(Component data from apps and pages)
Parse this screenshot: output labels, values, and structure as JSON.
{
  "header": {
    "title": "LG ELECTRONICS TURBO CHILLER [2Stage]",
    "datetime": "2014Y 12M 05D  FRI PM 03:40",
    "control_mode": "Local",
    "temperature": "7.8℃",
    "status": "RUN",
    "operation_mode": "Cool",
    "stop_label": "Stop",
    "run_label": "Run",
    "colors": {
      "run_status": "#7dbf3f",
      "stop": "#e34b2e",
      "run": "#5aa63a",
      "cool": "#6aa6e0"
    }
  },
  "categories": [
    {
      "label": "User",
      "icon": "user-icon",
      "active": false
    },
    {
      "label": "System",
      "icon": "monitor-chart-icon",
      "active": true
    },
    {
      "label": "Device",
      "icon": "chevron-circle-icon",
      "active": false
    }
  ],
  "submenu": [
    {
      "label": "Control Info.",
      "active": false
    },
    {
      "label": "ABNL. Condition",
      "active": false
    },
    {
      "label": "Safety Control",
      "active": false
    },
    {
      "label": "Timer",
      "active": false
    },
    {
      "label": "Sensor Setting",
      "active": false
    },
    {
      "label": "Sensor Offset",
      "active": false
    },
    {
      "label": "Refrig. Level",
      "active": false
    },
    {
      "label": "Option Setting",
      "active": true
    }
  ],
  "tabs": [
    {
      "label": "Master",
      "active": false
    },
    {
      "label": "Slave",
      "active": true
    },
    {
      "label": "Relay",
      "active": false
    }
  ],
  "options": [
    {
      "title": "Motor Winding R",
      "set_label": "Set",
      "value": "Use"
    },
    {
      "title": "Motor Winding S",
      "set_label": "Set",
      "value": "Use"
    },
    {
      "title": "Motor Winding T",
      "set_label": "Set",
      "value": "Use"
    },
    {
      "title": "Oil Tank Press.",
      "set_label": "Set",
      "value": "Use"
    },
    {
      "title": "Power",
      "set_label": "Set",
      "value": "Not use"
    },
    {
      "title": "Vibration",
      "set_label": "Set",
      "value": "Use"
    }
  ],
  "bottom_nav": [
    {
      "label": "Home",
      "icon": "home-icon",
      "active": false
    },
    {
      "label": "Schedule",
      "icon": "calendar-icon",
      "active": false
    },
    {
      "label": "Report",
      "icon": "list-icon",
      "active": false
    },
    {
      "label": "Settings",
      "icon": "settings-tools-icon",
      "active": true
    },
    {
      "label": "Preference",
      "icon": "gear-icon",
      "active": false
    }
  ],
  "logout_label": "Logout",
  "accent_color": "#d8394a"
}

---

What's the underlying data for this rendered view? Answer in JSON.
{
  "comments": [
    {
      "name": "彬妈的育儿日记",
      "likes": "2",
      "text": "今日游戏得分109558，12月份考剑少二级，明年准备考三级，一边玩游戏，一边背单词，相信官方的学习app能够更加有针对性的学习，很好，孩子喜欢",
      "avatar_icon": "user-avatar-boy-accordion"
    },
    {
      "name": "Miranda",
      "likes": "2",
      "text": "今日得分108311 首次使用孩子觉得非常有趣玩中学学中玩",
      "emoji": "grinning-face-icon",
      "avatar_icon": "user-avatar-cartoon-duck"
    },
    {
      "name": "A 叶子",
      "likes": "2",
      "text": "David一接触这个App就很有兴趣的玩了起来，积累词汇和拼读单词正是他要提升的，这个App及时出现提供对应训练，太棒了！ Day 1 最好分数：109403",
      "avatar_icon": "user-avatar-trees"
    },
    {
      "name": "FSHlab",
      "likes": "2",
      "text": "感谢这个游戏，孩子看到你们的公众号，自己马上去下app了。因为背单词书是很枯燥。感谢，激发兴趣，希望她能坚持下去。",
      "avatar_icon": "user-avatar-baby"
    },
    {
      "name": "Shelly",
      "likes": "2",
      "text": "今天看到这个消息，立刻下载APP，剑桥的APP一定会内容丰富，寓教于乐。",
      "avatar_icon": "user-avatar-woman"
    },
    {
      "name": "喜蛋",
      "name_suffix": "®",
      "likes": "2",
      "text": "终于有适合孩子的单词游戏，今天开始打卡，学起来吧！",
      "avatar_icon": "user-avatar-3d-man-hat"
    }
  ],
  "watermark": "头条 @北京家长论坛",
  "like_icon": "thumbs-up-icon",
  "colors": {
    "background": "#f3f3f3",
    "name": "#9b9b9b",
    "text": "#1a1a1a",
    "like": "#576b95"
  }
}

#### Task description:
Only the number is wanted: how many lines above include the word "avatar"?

#### Solution to this problem:
6